Character is the heart of your memoir. Without compelling characters, you have no story. Readers like interesting plotlines, but if you don’t have a great, well-rounded character to place inside of your plot, the reader will put down the book. The reader has to care about someone in your memoir enough to follow him or her through the story. Make the reader root for your character.
A character should never be predictable, but you should know your character well enough to know what he or she would do in any given situation. In many memoirs, the main character is the writer, so you’re already ahead!

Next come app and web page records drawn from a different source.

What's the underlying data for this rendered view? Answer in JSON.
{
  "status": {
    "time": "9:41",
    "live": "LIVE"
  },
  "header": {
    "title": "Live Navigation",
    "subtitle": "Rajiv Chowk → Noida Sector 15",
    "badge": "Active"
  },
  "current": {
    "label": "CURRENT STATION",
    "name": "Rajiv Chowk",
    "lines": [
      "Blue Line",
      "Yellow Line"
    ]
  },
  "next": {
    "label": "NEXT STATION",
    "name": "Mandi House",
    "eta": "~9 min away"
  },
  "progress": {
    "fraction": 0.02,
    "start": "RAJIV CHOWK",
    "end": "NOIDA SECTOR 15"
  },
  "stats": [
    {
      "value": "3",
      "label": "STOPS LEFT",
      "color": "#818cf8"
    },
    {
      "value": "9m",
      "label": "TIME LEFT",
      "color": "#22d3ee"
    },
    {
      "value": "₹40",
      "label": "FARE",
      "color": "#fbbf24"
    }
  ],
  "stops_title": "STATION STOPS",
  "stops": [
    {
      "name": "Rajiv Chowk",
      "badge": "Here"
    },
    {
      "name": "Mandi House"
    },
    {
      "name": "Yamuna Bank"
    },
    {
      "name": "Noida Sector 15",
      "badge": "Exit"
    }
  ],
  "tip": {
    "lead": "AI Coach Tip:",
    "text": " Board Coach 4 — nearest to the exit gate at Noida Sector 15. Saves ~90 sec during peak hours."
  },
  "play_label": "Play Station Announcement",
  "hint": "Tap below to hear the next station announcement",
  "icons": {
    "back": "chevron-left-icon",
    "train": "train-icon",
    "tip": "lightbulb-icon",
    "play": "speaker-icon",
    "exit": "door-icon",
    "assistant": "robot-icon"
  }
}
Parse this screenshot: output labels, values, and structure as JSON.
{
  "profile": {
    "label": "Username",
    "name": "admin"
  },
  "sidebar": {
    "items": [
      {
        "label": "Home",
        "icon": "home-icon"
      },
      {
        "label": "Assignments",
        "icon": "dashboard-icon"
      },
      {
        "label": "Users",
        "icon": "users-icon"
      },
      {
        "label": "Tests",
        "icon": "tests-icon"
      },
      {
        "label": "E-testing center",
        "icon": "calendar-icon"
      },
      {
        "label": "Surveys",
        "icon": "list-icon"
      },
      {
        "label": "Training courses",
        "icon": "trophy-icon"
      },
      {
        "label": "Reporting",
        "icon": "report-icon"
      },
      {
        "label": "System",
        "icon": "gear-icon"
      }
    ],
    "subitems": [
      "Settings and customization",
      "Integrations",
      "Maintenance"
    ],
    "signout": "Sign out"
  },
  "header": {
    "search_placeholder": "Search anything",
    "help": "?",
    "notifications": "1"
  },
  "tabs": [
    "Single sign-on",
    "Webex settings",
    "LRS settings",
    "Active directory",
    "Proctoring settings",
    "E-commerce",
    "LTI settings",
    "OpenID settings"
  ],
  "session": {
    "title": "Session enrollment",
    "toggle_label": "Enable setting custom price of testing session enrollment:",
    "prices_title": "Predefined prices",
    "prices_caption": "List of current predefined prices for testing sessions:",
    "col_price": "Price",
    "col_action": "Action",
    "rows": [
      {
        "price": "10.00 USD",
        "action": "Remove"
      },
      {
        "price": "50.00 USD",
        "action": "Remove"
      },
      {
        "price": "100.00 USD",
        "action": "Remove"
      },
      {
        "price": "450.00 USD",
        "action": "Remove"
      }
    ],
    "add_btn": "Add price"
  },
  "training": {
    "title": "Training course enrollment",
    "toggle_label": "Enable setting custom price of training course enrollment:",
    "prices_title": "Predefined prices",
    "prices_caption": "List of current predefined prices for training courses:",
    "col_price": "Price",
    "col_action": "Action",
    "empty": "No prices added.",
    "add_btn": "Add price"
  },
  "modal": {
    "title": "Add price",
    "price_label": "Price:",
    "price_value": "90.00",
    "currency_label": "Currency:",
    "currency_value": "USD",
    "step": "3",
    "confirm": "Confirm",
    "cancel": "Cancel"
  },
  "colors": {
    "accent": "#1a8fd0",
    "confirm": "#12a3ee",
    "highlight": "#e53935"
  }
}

The most profound thing you can write about is not worth it if your characters aren’t interesting. Make your characters interesting through detail and desire. If the reader can see, hear, and feel the character, then you’ve made him/her real. If the reader can relate to your character’s wants and desires, then you have created a character worth following until the end of the story. A character that wants nothing is worthless to your story. Since you are writing memoir, you have to choose the part of your story where the character’s desire is overwhelming.
A writer begins by breathing life into his characters. But if you are very lucky, they can breathe life into you." ~Caryl Phillips
Gesture and action reveal character far better than any thing you could ever tell the reader about your character. Make your characters active, and we'll understand them—simply telling us a character is good, bad, afraid, etc. is not powerful. Tim O'Brien does this beautifully, story after story, in his collection called The Things They Carried. The title story in this book focuses on the things that a group of soldiers carry with them through Vietnam. The reader learns about the characters through the details of what each individual man carries—it's a gorgeous story.
Begin with an individual, and before you know it you find you have created a type; begin with a type, and you find you have created—nothing." ~F. Scott Fitzgerald
Last, but certainly not least, crisis reveals character. This is something that you must have certainly noticed in your own life. When there's a crisis, everyone's true nature suddenly springs to the surface. The person that you thought was a rock suddenly runs like a gazelle away from the problem, while someone you thought of as a mere acquaintance comes though for you. It's the same for your characters. Since you know that a story is made up of conflict and crisis, and you will dutifully include as much of it as the story warrants, the reader will naturally see how the character reacts, and that reaction is better at revealing character than any 1000 pages of telling us about him could be. Action and reaction do more for your story than telling ever could.